Eventually, Grove’s cigarette habit caught up to him in the form of emphysema. As his condition deteriorated and he lost strength, driving the ’64, with its unassisted steering and brakes, as well as its heavy clutch, became too much of a chore. Instead of buying a Honda Accord, Grove bought a ’69 Corvette. In addition to being easier to drive, thanks to its automatic transmission and power steering and brakes, the C3 was stylish enough to pass muster with Grove. As Alexander says, “David could not be seen in an uncool car.” The ’69 served as Grove’s go-to machine during the last few years of his life, including trips across the Golden Gate bridge to visit friends in the North Bay.
Grove strove to keep the ’53 as original as possible, choosing to repair instead of replace whenever possible. He kept the car clean but had no interest in detailing it into a concours sheen. The paint is apparently original. As for the Corvette’s damaged left rear fender, Grove was to blame; he accidently drove the ’69 into the ’53 in the tight confines of his garage a few months before he died. According to Alexander, this unfortunate incident pained Grove greatly.

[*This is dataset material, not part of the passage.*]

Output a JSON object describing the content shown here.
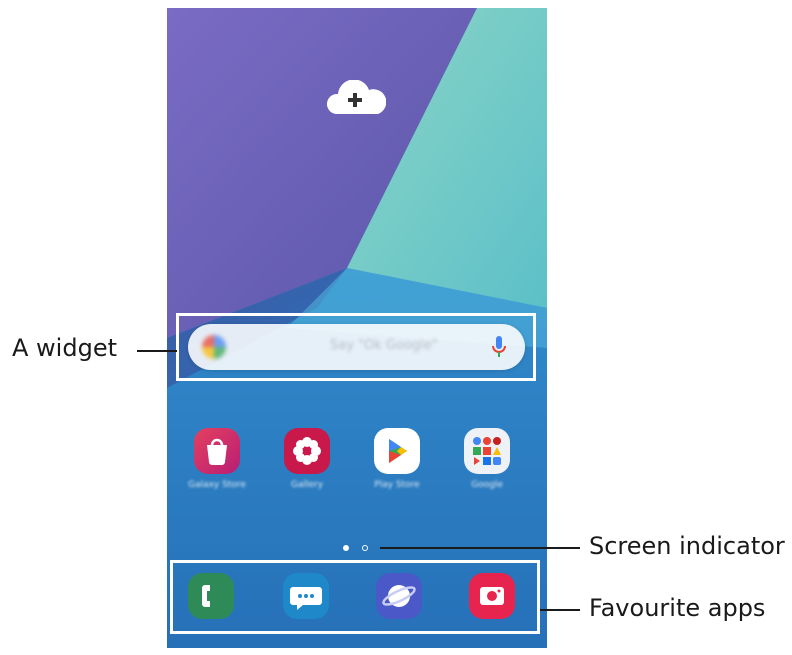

He might not have been your average Corvette owner, but Grove’s reasons for owning them were far from unusual. “He enjoyed life, and the Corvettes were part of that,” says Alexander. In the end, though, “It was all about the design; he just loved the lines of the cars.” The ’53 was clearly the jewel of Grove’s Corvette collection, but he did not treat it like an art object—something to which its 83,000-mile odometer readout attests. Though he had kept it in storage for many long years, he had apparently never come close to selling it. The roadster had no doubt become an old companion that connected him to his youth—to the kid drawing cars in class, to the college student impressing his dates, to an American in Paris returning home.